“Based on its tactics and targets, our assessment is that Elfin is a state-sponsored espionage group,” says O’Brien. “Given the nature of the group and its targets, we can only speculate that the information in question is likely to be of a strategic or economic interest to Elfin’s sponsors.”
“Your organization needs to adopt a multi-layered approach to security to best ensure that any point of failure is mitigated by other defensive practices,” says O’Brien. “This should include not only regularly patching vulnerabilities, but also employing multiple, overlapping, and mutually supportive defensive systems to guard against single point failures in any specific technology or protection method.”
The group generally focuses on aerospace [both defense and commercial] and energy companies located in the U.S. — of which 18 have been attacked over the past three years — Saudi Arabia and South Korea. It has also hit engineering, chemical, research and healthcare organizations in countries across Europe and MENA.
Traditionally, the group scans for vulnerable websites and to identify potential targets, either for attacks or creation of command and control (C&C) infrastructure. Malware associated with the group include Shamoon 2.0 and StoneDrill, both of which are generally used in data destruction/wiper attacks.
Elfin moves on from Shamoon
Elfin has long been linked Shamoon, which was first used to conduct a sabotage attack on Saudi Aramco in 2012 but has been regularly used by Iran-linked APTs since 2016. While the group is not thought to be the creators of Shamoon, it is responsible for an uptick in its use using a modified version, sometimes known at Shamoon 2.0, since 2016. Italian oil services firm Saipem (of which Saudi Aramco is a customer) was hit with a Shamoon attack in December 2018 that Symantec had linked to Elfin.
The group has previously registered domains impersonating many companies in its targeted industries including Boeing, Alsalam Aircraft Company, Northrop Grumman and Vinnell, and featured recruitment-themed lures.
“Elfin was first linked to Shamoon when a Shamoon victim in Saudi Arabia was also attacked by Elfin, and infected with the Stonedrill malware,” says O’Brien. “Because the Elfin and the Shamoon attacks occurred so close to each other, there has been speculation that the two groups may be linked.”
More groups likely to use the WinRAR exploit
The Elfin group is not the only one looking to take advantage of WinRAR. Though a patch for the CVE-2018-20250 vulnerability — originally discovered by Checkpoint — has been issued, the software does not contain an auto-update feature. FireEye is reporting multiple campaigns underway exploiting the vulnerability. The security firm predicts more in the future due to the software’s popularity and the fact many will likely be running older version.

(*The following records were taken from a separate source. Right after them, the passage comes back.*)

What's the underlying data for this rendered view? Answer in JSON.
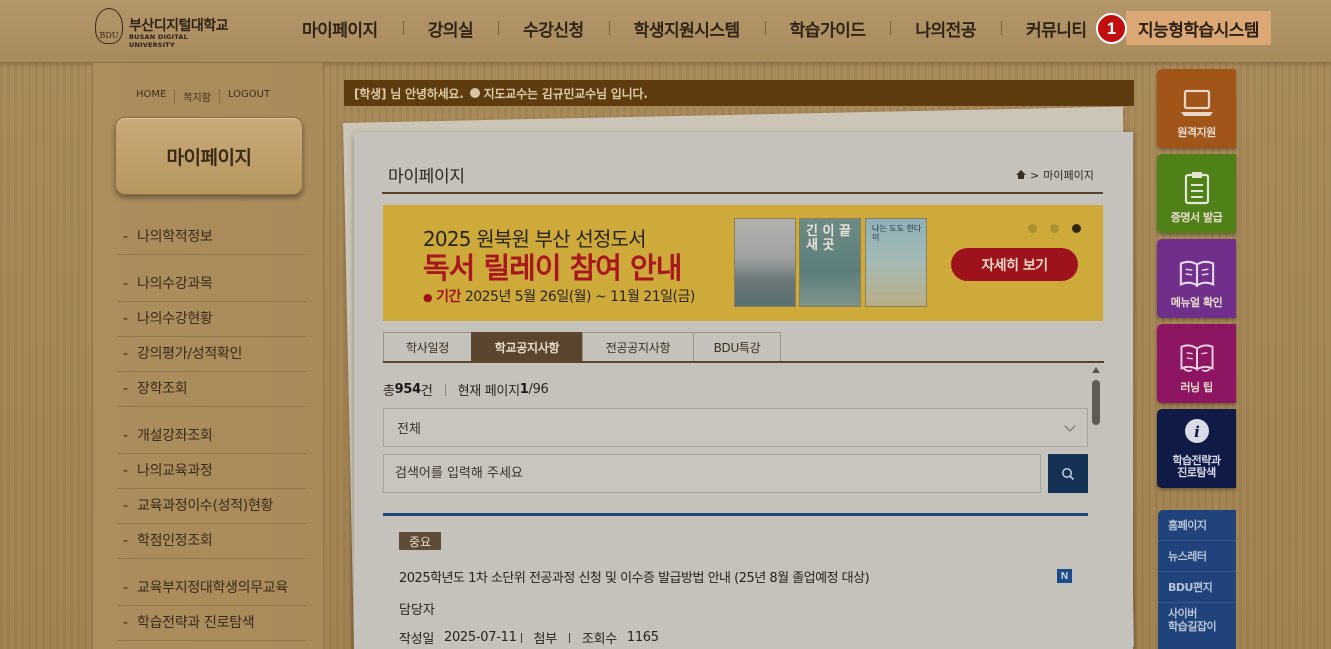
{
  "brand": {
    "name": "부산디지털대학교",
    "sub": "BUSAN DIGITAL UNIVERSITY",
    "mark": "BDU"
  },
  "topnav": {
    "items": [
      "마이페이지",
      "강의실",
      "수강신청",
      "학생지원시스템",
      "학습가이드",
      "나의전공",
      "커뮤니티"
    ],
    "special": "지능형학습시스템",
    "badge": "1"
  },
  "utils": [
    "HOME",
    "쪽지함",
    "LOGOUT"
  ],
  "sidebar": {
    "title": "마이페이지",
    "items": [
      "나의학적정보",
      "나의수강과목",
      "나의수강현황",
      "강의평가/성적확인",
      "장학조회",
      "개설강좌조회",
      "나의교육과정",
      "교육과정이수(성적)현황",
      "학점인정조회",
      "교육부지정대학생의무교육",
      "학습전략과 진로탐색"
    ]
  },
  "greeting": {
    "text1": "[학생] 님 안녕하세요.",
    "text2": "지도교수는 김규민교수님 입니다."
  },
  "page": {
    "title": "마이페이지",
    "breadcrumb_sep": ">",
    "breadcrumb": "마이페이지"
  },
  "banner": {
    "line1": "2025 원북원 부산 선정도서",
    "line2": "독서 릴레이 참여 안내",
    "period_label": "기간",
    "period": "2025년 5월 26일(월) ~ 11월 21일(금)",
    "book2_title": "긴 이 끝 새 곳",
    "book3_title": "나는 도도 한다이",
    "button": "자세히 보기",
    "active_slide": 3
  },
  "tabs": [
    "학사일정",
    "학교공지사항",
    "전공공지사항",
    "BDU특강"
  ],
  "active_tab": 1,
  "listing": {
    "total_prefix": "총 ",
    "total": "954",
    "total_suffix": "건",
    "page_prefix": "현재 페이지 ",
    "page_current": "1",
    "page_total": "/96",
    "filter": "전체",
    "search_placeholder": "검색어를 입력해 주세요"
  },
  "notice": {
    "badge": "중요",
    "title": "2025학년도 1차 소단위 전공과정 신청 및 이수증 발급방법 안내 (25년 8월 졸업예정 대상)",
    "new_badge": "N",
    "author": "담당자",
    "date_label": "작성일",
    "date": "2025-07-11",
    "attach_label": "첨부",
    "views_label": "조회수",
    "views": "1165"
  },
  "quickmenu": {
    "items": [
      {
        "label": "원격지원",
        "icon": "laptop-icon",
        "color": "#a25518"
      },
      {
        "label": "증명서 발급",
        "icon": "document-icon",
        "color": "#4f8118"
      },
      {
        "label": "메뉴얼 확인",
        "icon": "book-icon",
        "color": "#6f2f8a"
      },
      {
        "label": "러닝 팁",
        "icon": "reading-book-icon",
        "color": "#8d1561"
      },
      {
        "label": "학습전략과 진로탐색",
        "icon": "info-icon",
        "color": "#101a47"
      }
    ],
    "q5_line1": "학습전략과",
    "q5_line2": "진로탐색",
    "links": [
      "홈페이지",
      "뉴스레터",
      "BDU편지"
    ],
    "link4_line1": "사이버",
    "link4_line2": "학습길잡이"
  }
}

“While this vulnerability has been fixed in the latest version of WinRAR (5.70), WinRAR itself does not contain auto-update features, increasing the likelihood that many existing users remain running out-of-date versions,” FireEye Researcher Dileep Kumar Jallepalli explains in a blog post. “Because of the huge WinRAR customer-base, lack of auto-update feature and the ease of exploitation of this vulnerability, we believe this will be used by more threat actors in the upcoming days.”